RECORD EXCERPTS: Begin

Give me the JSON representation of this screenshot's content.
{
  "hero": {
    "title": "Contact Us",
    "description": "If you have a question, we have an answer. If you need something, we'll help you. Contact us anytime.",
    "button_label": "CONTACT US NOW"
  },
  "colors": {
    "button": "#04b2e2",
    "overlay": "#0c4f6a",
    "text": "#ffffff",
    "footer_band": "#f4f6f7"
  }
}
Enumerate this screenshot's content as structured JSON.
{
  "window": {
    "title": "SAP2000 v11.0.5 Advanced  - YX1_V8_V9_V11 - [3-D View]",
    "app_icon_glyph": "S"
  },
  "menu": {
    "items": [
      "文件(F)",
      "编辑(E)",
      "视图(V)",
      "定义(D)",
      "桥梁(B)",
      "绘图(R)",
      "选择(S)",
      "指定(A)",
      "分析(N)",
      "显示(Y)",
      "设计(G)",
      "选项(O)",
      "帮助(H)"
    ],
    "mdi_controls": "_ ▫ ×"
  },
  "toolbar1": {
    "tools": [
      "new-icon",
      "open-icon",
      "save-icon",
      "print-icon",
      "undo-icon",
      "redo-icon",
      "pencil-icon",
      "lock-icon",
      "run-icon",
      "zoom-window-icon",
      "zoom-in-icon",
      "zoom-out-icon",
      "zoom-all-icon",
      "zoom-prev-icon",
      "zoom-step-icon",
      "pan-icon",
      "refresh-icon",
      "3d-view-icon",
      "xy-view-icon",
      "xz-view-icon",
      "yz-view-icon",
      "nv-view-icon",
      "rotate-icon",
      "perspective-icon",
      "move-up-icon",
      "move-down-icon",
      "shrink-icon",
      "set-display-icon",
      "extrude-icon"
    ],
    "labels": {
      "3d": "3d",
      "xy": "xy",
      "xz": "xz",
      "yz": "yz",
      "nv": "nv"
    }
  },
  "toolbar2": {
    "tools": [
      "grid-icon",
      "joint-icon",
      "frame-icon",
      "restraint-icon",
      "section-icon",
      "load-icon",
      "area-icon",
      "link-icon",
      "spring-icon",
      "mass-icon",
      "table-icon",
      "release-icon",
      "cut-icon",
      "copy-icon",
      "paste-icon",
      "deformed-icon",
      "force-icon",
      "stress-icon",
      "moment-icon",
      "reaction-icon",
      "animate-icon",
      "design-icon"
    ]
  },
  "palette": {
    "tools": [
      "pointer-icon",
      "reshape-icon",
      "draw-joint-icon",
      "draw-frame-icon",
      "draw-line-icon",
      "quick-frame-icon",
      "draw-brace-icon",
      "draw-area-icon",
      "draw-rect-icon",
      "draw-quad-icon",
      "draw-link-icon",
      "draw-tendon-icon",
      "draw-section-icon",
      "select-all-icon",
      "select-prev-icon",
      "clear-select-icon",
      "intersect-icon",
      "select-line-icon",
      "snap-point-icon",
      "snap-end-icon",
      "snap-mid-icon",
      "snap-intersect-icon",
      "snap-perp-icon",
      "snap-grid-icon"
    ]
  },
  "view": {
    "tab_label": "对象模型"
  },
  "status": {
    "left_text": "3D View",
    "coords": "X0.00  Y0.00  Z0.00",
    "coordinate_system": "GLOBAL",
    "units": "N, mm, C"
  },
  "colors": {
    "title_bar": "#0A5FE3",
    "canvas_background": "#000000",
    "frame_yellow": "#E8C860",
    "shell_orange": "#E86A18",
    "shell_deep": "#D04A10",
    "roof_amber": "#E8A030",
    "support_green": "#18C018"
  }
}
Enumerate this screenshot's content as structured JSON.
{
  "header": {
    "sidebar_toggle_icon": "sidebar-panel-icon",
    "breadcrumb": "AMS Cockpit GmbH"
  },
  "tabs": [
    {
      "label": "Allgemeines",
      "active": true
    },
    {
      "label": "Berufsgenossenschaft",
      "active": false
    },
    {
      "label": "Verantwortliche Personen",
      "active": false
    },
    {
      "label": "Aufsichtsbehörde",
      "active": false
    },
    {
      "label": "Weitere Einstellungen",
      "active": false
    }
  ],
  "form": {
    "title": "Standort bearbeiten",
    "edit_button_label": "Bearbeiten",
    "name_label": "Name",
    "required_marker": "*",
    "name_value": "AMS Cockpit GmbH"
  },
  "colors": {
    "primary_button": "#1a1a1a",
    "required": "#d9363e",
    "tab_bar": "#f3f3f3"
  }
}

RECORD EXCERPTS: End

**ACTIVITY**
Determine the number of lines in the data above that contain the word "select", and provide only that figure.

**OUTPUT OF THE EXERCISE**
4